Indeed, the education of Dr. Hoenneger provides one of the few satisfying moments in The Wolfman. I was also quite pleased when the deer -- a poor beast tied up so as to lure the werewolf into a trap -- escaped unharmed. But at a certain point in the movie, I realized that I really did not care for any of the characters. Only Gwen is remotely sympathetic, if blindly optimistic. Lawrence is so miserable all the time I couldn't figure out why he didn't just kill himself. And there's one of the problems with The Wolfman. Only Hopkins, who chews the scenery like a lycanthrope tearing into a fresh villager, seems to be in on the joke -- and The Wolfman is pretty much a joke. Hopkins has evident fun as crazy country squire Sir John, who is one bad dad.

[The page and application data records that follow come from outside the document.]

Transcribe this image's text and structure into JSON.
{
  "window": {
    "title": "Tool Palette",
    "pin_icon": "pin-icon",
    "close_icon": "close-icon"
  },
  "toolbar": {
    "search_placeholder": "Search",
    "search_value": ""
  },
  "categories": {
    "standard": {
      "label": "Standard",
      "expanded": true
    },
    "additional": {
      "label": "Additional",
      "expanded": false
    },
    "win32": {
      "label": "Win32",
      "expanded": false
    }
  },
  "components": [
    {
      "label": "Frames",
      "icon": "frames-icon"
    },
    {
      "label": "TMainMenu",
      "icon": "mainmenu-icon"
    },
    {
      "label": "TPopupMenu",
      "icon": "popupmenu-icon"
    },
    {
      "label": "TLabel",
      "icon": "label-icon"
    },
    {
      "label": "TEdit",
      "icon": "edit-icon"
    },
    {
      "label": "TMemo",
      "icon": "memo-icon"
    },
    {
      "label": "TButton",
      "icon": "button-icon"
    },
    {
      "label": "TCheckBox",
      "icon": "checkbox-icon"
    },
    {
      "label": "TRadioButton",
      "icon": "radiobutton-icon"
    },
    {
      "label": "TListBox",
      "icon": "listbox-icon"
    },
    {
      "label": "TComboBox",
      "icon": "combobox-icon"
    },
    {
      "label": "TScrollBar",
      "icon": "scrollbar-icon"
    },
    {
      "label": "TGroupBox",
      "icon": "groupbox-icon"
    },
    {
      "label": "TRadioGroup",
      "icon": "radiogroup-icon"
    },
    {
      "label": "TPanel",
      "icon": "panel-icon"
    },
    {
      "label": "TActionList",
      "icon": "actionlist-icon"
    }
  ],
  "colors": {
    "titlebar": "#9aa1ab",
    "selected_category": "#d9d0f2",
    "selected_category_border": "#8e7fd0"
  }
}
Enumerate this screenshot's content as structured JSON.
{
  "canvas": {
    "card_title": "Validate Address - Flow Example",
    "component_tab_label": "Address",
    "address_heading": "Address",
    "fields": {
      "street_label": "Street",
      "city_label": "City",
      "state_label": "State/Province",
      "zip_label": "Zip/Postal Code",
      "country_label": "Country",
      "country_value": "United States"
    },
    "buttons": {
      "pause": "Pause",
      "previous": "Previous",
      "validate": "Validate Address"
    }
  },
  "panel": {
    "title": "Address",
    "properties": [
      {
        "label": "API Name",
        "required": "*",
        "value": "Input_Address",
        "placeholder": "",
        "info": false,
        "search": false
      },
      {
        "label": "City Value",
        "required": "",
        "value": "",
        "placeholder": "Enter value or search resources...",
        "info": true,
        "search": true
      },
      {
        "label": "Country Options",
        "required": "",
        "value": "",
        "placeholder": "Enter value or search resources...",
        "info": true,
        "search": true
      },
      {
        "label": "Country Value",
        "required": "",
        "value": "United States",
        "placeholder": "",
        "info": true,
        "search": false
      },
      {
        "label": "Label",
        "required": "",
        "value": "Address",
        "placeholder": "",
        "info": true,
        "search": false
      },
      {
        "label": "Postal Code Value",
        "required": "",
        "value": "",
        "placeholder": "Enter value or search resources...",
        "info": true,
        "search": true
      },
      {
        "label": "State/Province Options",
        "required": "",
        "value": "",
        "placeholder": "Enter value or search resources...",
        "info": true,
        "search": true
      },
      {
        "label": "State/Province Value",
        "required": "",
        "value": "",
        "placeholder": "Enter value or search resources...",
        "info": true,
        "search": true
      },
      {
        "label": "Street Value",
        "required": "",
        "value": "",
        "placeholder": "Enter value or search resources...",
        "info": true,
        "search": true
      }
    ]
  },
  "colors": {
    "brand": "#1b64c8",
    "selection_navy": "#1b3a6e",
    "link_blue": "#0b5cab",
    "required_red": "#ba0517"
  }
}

As directed by Joe Johnston (Jurassic Park III), The Wolfman is an utterly predictable movie with a split personality, which, I guess, makes some kind of sense given that a werewolf has a split personality too. Lawrence is a genteel artiste tortured by his inner beast (we see glimpses of him playing Hamlet, in case it wasn't clear how haunted and tortured he is). The movie tries to recapture the gothic horror of the original movie, while goosing the action and upping the gore quotient with a lot of special effects. So on the one hand, you get your picturesque English country town full of shifty-eyed villagers who sit around the pub blaming gypsies for everything. And a dark and gloomy mansion set on a dark and gloomy, fog-shrouded moor, with beastly screeches and howls filling the night air. It's all fairly corny, but in a quaint kind of way. But on the other hand, there are a lot of dismemberments and disembowelings, which I like as much as the next person, don't get me wrong. Add to that the creature effects (by special effects makeup master Rick Baker), and all the CGI of those super speedy werewolves cruising the countryside, and something about the old fashioned and newfangled just doesn't mesh, and the whole thing feels wrong and corny in a laughable way. It's neither realistic enough to be worth all the effort, nor exciting and thrilling enough to inspire so much as a shiver of dread.